With a heart heavy and burdened by difficult thoughts, I share a story of my life and make a broader plea.
As an editor of the paper, I feel a responsibility for what gets published in these pages. As a writer, I feel a responsibility for everything I write. As it should be; we must be careful about the words we fling out into the world.
I’ve found there to be something deeply perturbing with the Carleton idea of diversity since I first set foot on campus. I attribute this initially to the lack of people of color.
Before I went on my first college visit, I thought that spending the night with a stranger was pretty high on the list of Things Not To Do.
If you’ve ever taken a CAMS class, you probably know what a meet-cute is. (Admittedly, I’ve not yet taken a CAMS class at Carleton, so this is just a guess.)
Prospies. The more, the merrier. The familiar bobble-head doll gaggle of high school seniors plodding about respectfully behind a tour guide proudly demonstrating his or her refined ability to talk and walk backwards at the same time.
For my whole life I’ve heard the phrase that “college will be the best four years of your life.” For my whole life I’ve heard the phrase that “college will be the best four years of your life.”
To kick off a new collaboration with KRLX News, The Carletonian Viewpoint is reprinting an interview conducted with Prof. Stephen Walt, a visiting speaker, in the fall of 2014 by KRLX News Director Max Esslinger ‘16.
On the top of my Christmas list every year was one thing: a dog. And until I was twelve, that dream didn’t come true.
On Wednesday, February 11th, I woke up feeling feverish, weak, and dizzy after having a nasty sore throat the night before.

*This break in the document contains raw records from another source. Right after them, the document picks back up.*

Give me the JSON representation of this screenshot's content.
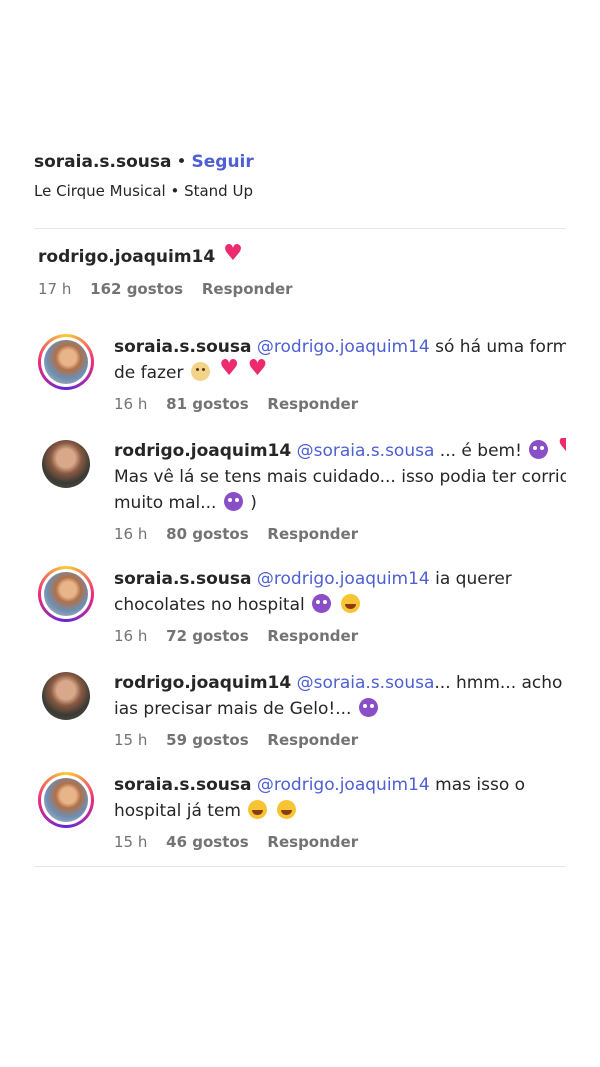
{
  "post": {
    "username": "soraia.s.sousa",
    "separator": "•",
    "follow_label": "Seguir",
    "subtitle": "Le Cirque Musical • Stand Up"
  },
  "caption": {
    "username": "rodrigo.joaquim14",
    "time": "17 h",
    "likes": "162 gostos",
    "reply_label": "Responder"
  },
  "comments": [
    {
      "username": "soraia.s.sousa",
      "mention": "@rodrigo.joaquim14",
      "line1": "só há uma forma",
      "line2": "de fazer",
      "time": "16 h",
      "likes": "81 gostos",
      "reply_label": "Responder"
    },
    {
      "username": "rodrigo.joaquim14",
      "mention": "@soraia.s.sousa",
      "line1": "... é bem!",
      "line2": "Mas vê lá se tens mais cuidado... isso podia ter corrido",
      "line3a": "muito mal...",
      "line3b": ")",
      "time": "16 h",
      "likes": "80 gostos",
      "reply_label": "Responder"
    },
    {
      "username": "soraia.s.sousa",
      "mention": "@rodrigo.joaquim14",
      "line1": "ia querer",
      "line2": "chocolates no hospital",
      "time": "16 h",
      "likes": "72 gostos",
      "reply_label": "Responder"
    },
    {
      "username": "rodrigo.joaquim14",
      "mention": "@soraia.s.sousa",
      "line1": "... hmm... acho que",
      "line2": "ias precisar mais de Gelo!...",
      "time": "15 h",
      "likes": "59 gostos",
      "reply_label": "Responder"
    },
    {
      "username": "soraia.s.sousa",
      "mention": "@rodrigo.joaquim14",
      "line1": "mas isso o",
      "line2": "hospital já tem",
      "time": "15 h",
      "likes": "46 gostos",
      "reply_label": "Responder"
    }
  ],
  "colors": {
    "link": "#4e5fd3",
    "muted": "#737373",
    "heart": "#ee2a6e",
    "devil": "#8a4fc7"
  },
  "icons": [
    "heart-emoji-icon",
    "devil-emoji-icon",
    "laughing-emoji-icon",
    "face-emoji-icon"
  ]
}
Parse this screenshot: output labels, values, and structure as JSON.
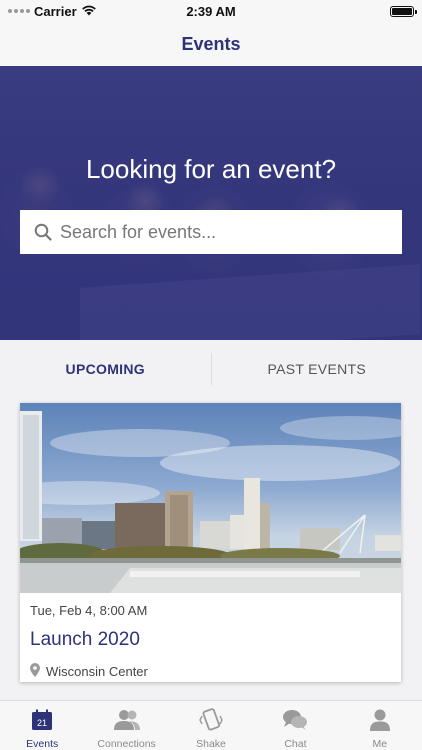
{
  "status_bar": {
    "carrier": "Carrier",
    "time": "2:39 AM"
  },
  "nav": {
    "title": "Events"
  },
  "hero": {
    "title": "Looking for an event?",
    "search_placeholder": "Search for events..."
  },
  "tabs": [
    {
      "label": "UPCOMING",
      "active": true
    },
    {
      "label": "PAST EVENTS",
      "active": false
    }
  ],
  "events": [
    {
      "date": "Tue, Feb 4, 8:00 AM",
      "name": "Launch 2020",
      "venue": "Wisconsin Center"
    }
  ],
  "tab_bar": {
    "items": [
      {
        "label": "Events",
        "icon": "calendar-icon",
        "badge": "21",
        "active": true
      },
      {
        "label": "Connections",
        "icon": "people-icon",
        "active": false
      },
      {
        "label": "Shake",
        "icon": "shake-phone-icon",
        "active": false
      },
      {
        "label": "Chat",
        "icon": "chat-bubbles-icon",
        "active": false
      },
      {
        "label": "Me",
        "icon": "person-icon",
        "active": false
      }
    ]
  },
  "colors": {
    "brand": "#2e3378",
    "hero_overlay": "#2d3078",
    "inactive": "#8a8a8a"
  }
}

Conspiracy theories are appealing, because they give the world order. So much of what happens in our world is chaotic, and things happen without any discernible reason.